There are so many million stories there that haven’t been touched on and I’m going to hit those, we do so much more that hasn’t really gotten to the surface yet. And that’s where I’m pushing it.
FF – Yeah, now that I think of it all the successful black men were successful because they showed a different side to that one story that keeps getting repeated.

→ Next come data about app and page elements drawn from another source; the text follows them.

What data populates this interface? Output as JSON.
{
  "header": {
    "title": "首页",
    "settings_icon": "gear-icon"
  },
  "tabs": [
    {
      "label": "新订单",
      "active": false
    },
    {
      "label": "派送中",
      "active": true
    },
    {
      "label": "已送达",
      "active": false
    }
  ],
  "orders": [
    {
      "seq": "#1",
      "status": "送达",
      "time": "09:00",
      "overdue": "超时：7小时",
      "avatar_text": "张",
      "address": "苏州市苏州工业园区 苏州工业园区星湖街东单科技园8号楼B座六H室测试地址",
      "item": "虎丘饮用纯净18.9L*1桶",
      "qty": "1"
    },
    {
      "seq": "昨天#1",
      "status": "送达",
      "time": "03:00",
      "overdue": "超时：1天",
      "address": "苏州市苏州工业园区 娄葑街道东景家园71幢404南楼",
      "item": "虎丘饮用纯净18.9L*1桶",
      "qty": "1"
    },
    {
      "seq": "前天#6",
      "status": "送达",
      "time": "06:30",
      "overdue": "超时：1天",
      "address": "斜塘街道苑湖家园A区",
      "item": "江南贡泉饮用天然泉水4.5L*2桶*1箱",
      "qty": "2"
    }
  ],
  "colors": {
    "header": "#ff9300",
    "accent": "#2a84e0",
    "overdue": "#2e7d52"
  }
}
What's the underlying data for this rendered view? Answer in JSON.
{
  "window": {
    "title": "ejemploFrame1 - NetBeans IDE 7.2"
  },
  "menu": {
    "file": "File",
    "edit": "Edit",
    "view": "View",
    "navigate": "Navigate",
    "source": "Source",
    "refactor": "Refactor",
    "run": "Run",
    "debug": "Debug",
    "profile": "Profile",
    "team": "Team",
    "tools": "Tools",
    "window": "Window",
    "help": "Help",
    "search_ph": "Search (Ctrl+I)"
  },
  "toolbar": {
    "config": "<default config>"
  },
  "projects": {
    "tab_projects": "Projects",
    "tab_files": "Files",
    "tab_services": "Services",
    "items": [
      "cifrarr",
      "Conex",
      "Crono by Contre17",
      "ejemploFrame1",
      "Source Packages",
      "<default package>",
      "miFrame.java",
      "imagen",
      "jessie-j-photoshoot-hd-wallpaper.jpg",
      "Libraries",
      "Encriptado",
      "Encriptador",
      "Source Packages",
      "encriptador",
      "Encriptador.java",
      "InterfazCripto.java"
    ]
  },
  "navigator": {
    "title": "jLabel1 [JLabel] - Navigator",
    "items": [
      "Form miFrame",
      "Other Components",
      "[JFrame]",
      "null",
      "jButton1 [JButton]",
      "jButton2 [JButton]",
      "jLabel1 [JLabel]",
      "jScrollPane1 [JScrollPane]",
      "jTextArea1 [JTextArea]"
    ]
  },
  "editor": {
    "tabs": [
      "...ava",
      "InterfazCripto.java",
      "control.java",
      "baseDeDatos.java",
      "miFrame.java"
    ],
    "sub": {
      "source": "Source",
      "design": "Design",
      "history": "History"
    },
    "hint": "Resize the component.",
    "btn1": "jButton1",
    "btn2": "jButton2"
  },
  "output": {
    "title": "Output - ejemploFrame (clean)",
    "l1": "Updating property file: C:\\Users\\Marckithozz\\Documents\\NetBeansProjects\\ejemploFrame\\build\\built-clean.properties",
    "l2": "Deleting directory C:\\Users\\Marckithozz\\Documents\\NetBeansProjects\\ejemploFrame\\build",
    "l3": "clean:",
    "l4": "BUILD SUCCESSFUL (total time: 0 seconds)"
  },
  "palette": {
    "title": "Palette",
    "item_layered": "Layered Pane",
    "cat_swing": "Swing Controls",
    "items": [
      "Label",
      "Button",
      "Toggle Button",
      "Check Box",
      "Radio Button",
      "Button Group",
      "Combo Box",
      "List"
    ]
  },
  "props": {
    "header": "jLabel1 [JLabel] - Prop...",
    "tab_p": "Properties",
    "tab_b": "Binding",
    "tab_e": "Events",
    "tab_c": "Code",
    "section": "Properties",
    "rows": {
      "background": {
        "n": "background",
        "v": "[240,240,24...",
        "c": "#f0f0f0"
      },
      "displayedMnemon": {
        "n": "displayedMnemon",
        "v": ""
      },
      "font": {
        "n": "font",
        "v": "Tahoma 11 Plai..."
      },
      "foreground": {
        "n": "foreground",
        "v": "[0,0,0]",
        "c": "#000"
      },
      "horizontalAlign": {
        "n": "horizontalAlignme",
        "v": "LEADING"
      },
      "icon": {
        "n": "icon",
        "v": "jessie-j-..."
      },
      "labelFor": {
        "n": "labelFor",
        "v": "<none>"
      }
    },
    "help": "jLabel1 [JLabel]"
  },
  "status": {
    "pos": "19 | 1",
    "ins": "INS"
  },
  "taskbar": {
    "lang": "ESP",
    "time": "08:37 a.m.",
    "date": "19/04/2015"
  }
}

SB – Biggie Smalls, that double diss! That’s the one! He could do mad flows. Biggie was like you need to get this money! Sky is the limit, it was all a dream… he was telling kids they could do whatever, they could get it popping. And then ‘Pac was coming in telling niggas how to move, like oh they’re out here doing this, coming at the actual structure of things and how society is and how to move as a young black person. And you gotta respect Jay though, Jay kept it moving. Jay-Z is a great rapper, he has a great rap story because he told them from the beginning I’m getting this money and that’s all he did was kept getting this money. Jay-Z never compromised Jay-Z, he makes fucking money, he goes and gets that money, he raps about how he’s going to get that money and that’s it. But that’s a different kind of revolution. That’s why I have respect for Puffy, just seeing him bring out all the people he worked with. That’s a blessing, that’s what the arts are supposed to do. These people are in better places then before they met Puffy. The stuff that you’ve done with them, no one can take that away. When you make these creative things they’re there forever, and now you exist forever.
as told to: Olivia Seally // video: Olivia Seally